▶ _To do_
From the first line to the last, reproduce the records exactly as they appear below.

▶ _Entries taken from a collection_
* * * *

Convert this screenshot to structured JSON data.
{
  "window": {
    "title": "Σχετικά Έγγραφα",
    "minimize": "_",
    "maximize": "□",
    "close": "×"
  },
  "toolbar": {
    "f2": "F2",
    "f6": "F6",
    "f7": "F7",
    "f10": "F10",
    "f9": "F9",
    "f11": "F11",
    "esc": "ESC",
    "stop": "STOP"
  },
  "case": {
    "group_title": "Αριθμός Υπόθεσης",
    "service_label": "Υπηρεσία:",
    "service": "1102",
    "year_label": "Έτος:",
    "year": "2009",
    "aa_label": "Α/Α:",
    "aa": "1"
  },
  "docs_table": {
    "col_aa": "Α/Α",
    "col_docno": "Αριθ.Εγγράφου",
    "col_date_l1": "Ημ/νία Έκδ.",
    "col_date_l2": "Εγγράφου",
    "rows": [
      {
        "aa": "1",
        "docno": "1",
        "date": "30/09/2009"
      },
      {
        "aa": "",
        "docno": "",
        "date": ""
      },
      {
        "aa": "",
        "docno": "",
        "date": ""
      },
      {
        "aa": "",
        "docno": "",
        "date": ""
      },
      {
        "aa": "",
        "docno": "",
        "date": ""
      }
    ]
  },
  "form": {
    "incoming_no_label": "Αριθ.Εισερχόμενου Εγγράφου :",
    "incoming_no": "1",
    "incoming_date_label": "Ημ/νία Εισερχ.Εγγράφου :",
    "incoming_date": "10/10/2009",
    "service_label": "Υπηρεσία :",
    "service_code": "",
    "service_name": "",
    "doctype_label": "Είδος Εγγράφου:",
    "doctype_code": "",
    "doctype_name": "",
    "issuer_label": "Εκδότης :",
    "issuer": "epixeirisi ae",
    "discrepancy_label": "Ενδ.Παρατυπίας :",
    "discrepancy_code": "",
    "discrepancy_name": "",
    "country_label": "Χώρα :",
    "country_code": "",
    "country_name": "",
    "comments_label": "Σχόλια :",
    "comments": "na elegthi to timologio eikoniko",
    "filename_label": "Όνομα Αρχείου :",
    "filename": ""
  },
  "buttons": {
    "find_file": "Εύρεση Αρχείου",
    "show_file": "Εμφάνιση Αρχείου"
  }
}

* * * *

▶ _Task response_
Convert this screenshot to structured JSON data.
{
  "window": {
    "title": "Σχετικά Έγγραφα",
    "minimize": "_",
    "maximize": "□",
    "close": "×"
  },
  "toolbar": {
    "f2": "F2",
    "f6": "F6",
    "f7": "F7",
    "f10": "F10",
    "f9": "F9",
    "f11": "F11",
    "esc": "ESC",
    "stop": "STOP"
  },
  "case": {
    "group_title": "Αριθμός Υπόθεσης",
    "service_label": "Υπηρεσία:",
    "service": "1102",
    "year_label": "Έτος:",
    "year": "2009",
    "aa_label": "Α/Α:",
    "aa": "1"
  },
  "docs_table": {
    "col_aa": "Α/Α",
    "col_docno": "Αριθ.Εγγράφου",
    "col_date_l1": "Ημ/νία Έκδ.",
    "col_date_l2": "Εγγράφου",
    "rows": [
      {
        "aa": "1",
        "docno": "1",
        "date": "30/09/2009"
      },
      {
        "aa": "",
        "docno": "",
        "date": ""
      },
      {
        "aa": "",
        "docno": "",
        "date": ""
      },
      {
        "aa": "",
        "docno": "",
        "date": ""
      },
      {
        "aa": "",
        "docno": "",
        "date": ""
      }
    ]
  },
  "form": {
    "incoming_no_label": "Αριθ.Εισερχόμενου Εγγράφου :",
    "incoming_no": "1",
    "incoming_date_label": "Ημ/νία Εισερχ.Εγγράφου :",
    "incoming_date": "10/10/2009",
    "service_label": "Υπηρεσία :",
    "service_code": "",
    "service_name": "",
    "doctype_label": "Είδος Εγγράφου:",
    "doctype_code": "",
    "doctype_name": "",
    "issuer_label": "Εκδότης :",
    "issuer": "epixeirisi ae",
    "discrepancy_label": "Ενδ.Παρατυπίας :",
    "discrepancy_code": "",
    "discrepancy_name": "",
    "country_label": "Χώρα :",
    "country_code": "",
    "country_name": "",
    "comments_label": "Σχόλια :",
    "comments": "na elegthi to timologio eikoniko",
    "filename_label": "Όνομα Αρχείου :",
    "filename": ""
  },
  "buttons": {
    "find_file": "Εύρεση Αρχείου",
    "show_file": "Εμφάνιση Αρχείου"
  }
}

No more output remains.